|International Classification||H05B3/68, A47J27/00|
|Cooperative Classification||Y10T29/49925, Y10T29/49915, H05B3/68, A47J27/004, Y10T29/49083|

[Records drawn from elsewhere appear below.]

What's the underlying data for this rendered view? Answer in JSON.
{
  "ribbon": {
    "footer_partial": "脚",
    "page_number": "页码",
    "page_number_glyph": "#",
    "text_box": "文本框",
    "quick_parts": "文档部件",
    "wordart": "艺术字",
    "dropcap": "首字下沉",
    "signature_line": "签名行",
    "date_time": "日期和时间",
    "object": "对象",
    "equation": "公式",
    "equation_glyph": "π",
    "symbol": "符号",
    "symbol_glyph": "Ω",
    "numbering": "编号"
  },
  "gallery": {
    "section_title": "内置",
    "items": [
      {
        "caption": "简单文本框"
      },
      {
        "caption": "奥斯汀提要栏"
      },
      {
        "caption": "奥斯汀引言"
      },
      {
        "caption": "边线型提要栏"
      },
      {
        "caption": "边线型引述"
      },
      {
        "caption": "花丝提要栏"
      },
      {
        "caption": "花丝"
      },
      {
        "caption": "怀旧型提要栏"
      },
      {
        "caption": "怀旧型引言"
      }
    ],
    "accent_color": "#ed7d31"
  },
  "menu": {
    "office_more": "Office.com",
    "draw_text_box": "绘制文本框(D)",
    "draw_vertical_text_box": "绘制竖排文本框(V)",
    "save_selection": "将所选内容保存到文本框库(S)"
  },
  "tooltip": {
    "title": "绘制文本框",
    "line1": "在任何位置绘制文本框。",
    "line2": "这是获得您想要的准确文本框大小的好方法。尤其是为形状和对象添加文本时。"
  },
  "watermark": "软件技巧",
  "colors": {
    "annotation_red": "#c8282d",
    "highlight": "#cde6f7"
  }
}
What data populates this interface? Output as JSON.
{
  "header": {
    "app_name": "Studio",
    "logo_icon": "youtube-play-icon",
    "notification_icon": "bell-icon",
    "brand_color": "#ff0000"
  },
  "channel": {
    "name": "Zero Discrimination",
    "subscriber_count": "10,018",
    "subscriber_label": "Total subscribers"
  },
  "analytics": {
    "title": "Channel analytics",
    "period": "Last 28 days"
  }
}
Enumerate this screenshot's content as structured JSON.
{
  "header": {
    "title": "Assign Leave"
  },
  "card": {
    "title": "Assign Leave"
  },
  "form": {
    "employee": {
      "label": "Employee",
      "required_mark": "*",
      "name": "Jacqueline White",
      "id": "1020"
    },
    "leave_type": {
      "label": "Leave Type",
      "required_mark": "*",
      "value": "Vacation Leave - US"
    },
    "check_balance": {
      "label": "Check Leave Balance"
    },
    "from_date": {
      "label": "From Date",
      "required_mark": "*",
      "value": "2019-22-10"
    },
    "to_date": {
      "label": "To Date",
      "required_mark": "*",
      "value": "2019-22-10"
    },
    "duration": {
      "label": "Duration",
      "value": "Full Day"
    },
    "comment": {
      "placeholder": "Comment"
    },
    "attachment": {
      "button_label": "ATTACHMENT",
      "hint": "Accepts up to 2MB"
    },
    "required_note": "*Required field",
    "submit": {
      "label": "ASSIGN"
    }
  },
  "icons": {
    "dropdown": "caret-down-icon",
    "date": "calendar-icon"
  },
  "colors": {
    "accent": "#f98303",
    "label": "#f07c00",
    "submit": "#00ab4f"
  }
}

|European Classification||H05B3/68, A47J27/00B|